Is this the right method to calculate the CFSE?

E = (h)*(c/wavelength) = E in J

convert J to kJ/mol

E(kJ/mol) = [E(J) * 6.02*10^23] / 1000

is that correct?

However, there are two obvious peaks in my absorption spectrum, does that mean there were two electronic transition and they each have different CFSE?

What about the Racah parameter? I was asked to calculate the Racah parameter too.

Thanks!

zs3889, I haven't ignored your question. I haven't done such calculations in a long time so I'm hesitant to answer. I'm not sure what level of theory you have had. In general chemistry, professors tend to teach that the CFSE is the energy of the peak you see in a spectrum, assuming that it is a d-d transition from t

_{2g} to e

_{g}. This is a huge oversimplification and in more advanced inorganic courses you learn more details. In your spectrum, the two peaks could arise from different d-d transitions that are both allowed, there could be Jahn-Teller distortion effects potentially, and also, depending on your ligands, there could be ligand to metal charge transfer or other absorption bands from the ligands themselves if they are colorful stand alone. I'm foggy on my notion of the Racah parameter, but I believe you use Tanabe-Sugano diagrams for that more advanced analysis of electronic transitions.

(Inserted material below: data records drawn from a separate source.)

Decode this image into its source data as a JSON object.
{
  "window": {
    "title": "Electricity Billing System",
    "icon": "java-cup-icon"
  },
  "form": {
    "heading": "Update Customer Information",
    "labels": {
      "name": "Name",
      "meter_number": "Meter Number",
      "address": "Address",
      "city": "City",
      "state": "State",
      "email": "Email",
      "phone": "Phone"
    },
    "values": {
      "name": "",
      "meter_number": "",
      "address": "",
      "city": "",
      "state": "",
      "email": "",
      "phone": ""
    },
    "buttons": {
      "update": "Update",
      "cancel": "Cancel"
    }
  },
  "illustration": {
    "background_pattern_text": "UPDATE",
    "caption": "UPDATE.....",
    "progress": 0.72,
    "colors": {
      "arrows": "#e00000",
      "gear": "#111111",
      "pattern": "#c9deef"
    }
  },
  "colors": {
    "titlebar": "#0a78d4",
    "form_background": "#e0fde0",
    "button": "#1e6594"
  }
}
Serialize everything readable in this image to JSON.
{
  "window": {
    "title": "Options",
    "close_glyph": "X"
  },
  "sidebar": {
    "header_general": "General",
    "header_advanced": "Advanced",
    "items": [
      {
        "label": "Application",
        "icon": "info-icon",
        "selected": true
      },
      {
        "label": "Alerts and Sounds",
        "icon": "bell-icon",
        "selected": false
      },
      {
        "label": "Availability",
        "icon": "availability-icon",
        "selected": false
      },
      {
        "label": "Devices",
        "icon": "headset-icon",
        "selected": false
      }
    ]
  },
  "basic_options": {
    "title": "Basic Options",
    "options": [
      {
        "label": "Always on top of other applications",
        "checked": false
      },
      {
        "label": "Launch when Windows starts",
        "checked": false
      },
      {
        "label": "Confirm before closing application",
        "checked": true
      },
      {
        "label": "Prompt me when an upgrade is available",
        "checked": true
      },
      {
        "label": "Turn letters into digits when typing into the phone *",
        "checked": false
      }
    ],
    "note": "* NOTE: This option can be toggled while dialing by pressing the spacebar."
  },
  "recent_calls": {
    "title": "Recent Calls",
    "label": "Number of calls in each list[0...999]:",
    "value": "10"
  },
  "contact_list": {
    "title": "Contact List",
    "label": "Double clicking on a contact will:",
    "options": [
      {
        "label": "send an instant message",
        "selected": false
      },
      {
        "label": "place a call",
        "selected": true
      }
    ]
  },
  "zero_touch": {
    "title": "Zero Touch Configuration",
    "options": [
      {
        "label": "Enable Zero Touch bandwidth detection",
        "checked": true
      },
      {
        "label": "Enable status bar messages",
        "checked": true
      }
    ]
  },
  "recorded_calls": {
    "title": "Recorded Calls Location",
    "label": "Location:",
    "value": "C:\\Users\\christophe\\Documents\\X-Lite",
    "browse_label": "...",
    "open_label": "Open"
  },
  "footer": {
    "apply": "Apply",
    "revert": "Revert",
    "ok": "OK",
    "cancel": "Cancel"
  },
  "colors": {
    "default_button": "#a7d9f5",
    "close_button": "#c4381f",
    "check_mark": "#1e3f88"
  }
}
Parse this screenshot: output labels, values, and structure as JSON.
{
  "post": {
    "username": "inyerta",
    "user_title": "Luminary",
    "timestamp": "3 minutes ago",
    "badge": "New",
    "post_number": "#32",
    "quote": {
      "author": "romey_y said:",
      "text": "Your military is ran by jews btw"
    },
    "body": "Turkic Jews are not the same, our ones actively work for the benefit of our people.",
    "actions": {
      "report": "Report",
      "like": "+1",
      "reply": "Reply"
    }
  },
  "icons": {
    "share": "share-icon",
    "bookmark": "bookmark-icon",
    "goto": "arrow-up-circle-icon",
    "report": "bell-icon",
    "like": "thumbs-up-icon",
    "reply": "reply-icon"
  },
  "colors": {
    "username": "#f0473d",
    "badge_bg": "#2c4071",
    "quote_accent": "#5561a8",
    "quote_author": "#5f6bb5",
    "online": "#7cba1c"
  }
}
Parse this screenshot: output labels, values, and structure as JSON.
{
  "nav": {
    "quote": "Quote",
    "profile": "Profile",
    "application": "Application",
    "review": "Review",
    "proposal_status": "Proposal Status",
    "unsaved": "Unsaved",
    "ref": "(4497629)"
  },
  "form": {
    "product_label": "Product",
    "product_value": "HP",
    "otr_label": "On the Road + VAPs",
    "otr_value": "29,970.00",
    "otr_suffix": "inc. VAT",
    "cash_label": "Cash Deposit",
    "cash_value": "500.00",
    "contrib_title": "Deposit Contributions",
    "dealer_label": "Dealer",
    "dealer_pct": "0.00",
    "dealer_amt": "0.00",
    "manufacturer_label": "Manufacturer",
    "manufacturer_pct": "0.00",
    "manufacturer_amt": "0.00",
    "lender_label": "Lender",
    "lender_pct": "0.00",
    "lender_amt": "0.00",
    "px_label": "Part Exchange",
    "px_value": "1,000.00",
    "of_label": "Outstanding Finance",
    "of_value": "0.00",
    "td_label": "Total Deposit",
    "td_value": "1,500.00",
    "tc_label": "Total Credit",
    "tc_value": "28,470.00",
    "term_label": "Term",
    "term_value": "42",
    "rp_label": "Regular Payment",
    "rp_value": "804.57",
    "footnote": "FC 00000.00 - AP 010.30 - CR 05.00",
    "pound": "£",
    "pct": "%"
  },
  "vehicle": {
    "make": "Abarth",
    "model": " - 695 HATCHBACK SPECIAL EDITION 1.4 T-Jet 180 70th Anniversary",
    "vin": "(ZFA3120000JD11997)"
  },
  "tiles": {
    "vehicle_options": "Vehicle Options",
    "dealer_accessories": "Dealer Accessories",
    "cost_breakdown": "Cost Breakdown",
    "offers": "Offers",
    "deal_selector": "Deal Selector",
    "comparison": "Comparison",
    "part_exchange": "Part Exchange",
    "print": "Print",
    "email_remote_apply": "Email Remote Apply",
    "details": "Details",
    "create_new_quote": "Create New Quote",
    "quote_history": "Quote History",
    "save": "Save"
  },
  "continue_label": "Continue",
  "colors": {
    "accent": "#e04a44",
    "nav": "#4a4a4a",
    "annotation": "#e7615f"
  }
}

In the future, it'd be best to start a new thread I believe since I think your questions are different in nature and it would be confusing to have two conversations in one thread.